It’s hard to imagine any light other than the only one we know.  It’s hard to imagine any place that is outside our present frame of reference.  How do you picture that which you have not seen?  How do you fathom that which is beyond your ability to even imagine?  C.S. Lewis captured this quandary in his book, The Last Battle.  (This is the last book in the Narnia series and if you’ve never read it, I strongly suggest you do…after reading the previous six!  Its use of symbolism and imagery make it, in my opinion, one of the best tools to teach Biblical philosophy to children…and probably to adults as well!)  While not giving away the ending of the book, suffice it to say that toward the end of the story the characters find themselves in a place that is indescribable.  They have seen the Narnia they knew destroyed and now they are uncertain of their present location.  Here are some quotes from the last few pages.

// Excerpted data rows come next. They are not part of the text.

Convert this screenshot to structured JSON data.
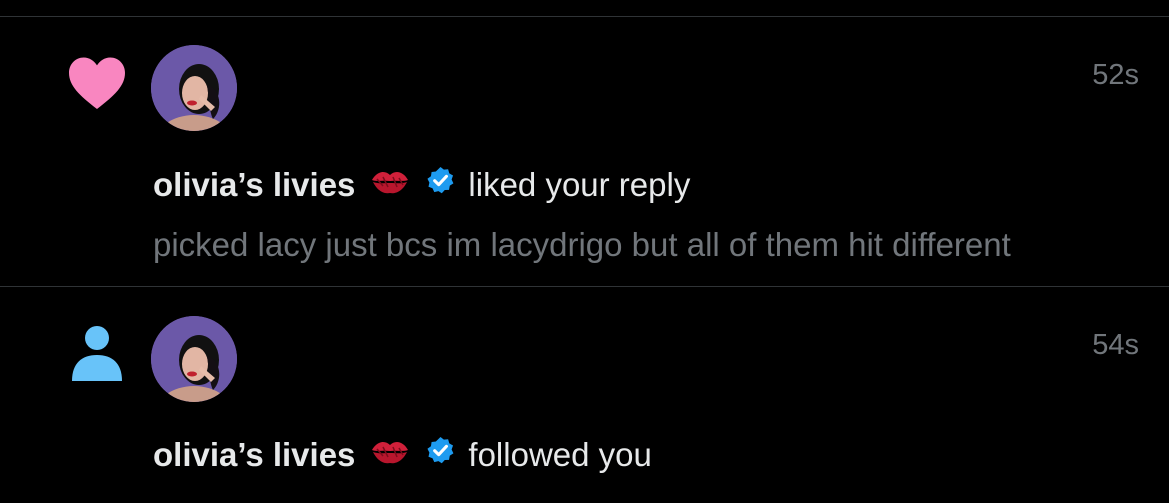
{
  "notifications": [
    {
      "type_icon": "heart-icon",
      "type_color": "#f986c0",
      "user_name": "olivia’s livies",
      "name_emoji": "kiss-mark-icon",
      "verified": true,
      "action": "liked your reply",
      "preview": "picked lacy just bcs im lacydrigo but all of them hit different",
      "time": "52s"
    },
    {
      "type_icon": "person-icon",
      "type_color": "#68c3f9",
      "user_name": "olivia’s livies",
      "name_emoji": "kiss-mark-icon",
      "verified": true,
      "action": "followed you",
      "time": "54s"
    }
  ],
  "colors": {
    "background": "#000000",
    "verified_badge": "#1d9bf0",
    "secondary_text": "#71767b"
  }
}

“Peter,” said Lucy, “where is this, do you suppose?”   

“Is it not Aslan’s country?” said Tirian.

“As soon as I walked through the door, the first wonder was that I found myself in this great sunlight.”

“There isn’t a country anywhere like this in our world.  Look at the colors!  You couldn’t get a blue like that in our world!”

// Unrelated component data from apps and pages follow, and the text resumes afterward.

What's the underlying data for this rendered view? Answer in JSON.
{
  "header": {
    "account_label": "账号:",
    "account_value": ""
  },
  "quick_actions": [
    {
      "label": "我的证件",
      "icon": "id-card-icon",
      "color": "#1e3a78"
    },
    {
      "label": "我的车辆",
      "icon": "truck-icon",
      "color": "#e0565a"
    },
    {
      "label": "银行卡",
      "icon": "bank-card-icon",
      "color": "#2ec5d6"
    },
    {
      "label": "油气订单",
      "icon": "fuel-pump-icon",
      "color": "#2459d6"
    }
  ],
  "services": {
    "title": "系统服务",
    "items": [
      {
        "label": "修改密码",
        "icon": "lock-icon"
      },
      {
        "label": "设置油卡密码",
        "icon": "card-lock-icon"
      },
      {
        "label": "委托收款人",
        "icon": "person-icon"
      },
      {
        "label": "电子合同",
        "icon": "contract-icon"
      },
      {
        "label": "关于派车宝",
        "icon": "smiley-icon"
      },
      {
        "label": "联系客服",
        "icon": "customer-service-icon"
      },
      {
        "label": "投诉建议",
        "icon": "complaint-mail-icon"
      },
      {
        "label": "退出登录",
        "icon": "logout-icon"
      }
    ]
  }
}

“This is the land I have been looking for all my life. Come now, further up and further in!”

I think this is an apt depiction of my encounter with light.  I know it in its earthly form, but I cannot fathom it in its truest, purest, Heavenly form.  I know it literally when it enlightens that which is around me and when it blinds me from that which lies before me.  I know it figuratively when it bounces off my iniquities and when it highlights my sin-laden windshield.  But the light that I know is diffused and distorted; it is not straight and true.  What will it be like to not only encounter the Light of the World but to actually enter into it?  I cannot imagine, but I know that when I do, I will want to go “further up and further in”.

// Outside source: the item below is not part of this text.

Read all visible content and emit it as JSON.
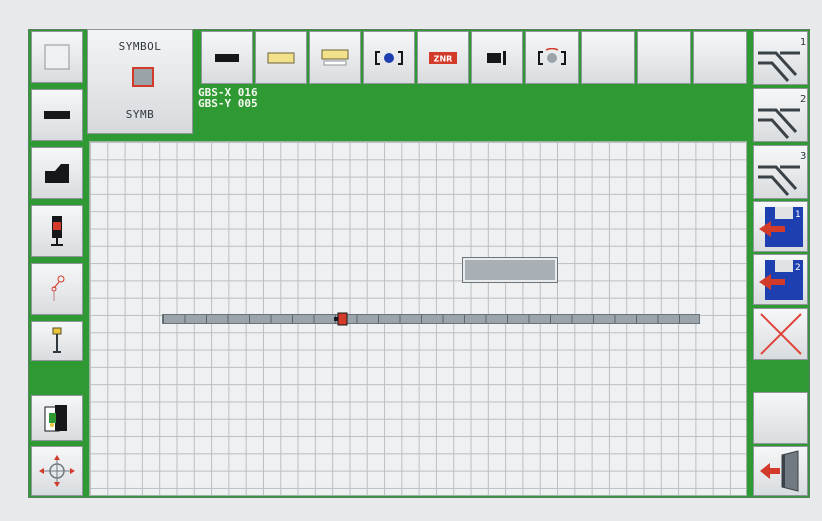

And so I contemplate the blinding nature of light.  In its earthly state, it moves from the sun to the earth, constantly distorted by the particles in its path; in its eternal state, it moves from the Son to the saint, without diffraction but on a perfectly straight path.  And so, until I enter into the Light and see things as they were meant to be seen…until I can look upon the Source of Light free from the separation of a dirty windshield…until then, I will no doubt continue to be blinded by this earthly light.  But I will keep my focus upward; I will continue to move further up and further in, knowing that one day I will stand before the Source of Light that will enable me to, at last, see things as they were meant to be seen, and not as they currently appear.  I will leave behind the world of floating (sin) particles and will step into the realm of forgiveness…of unfettered light and of clean windshields!  Blinded by the light?  Only for a little while longer, and then I will be binded to the Light!

C.S. Lewis on darkness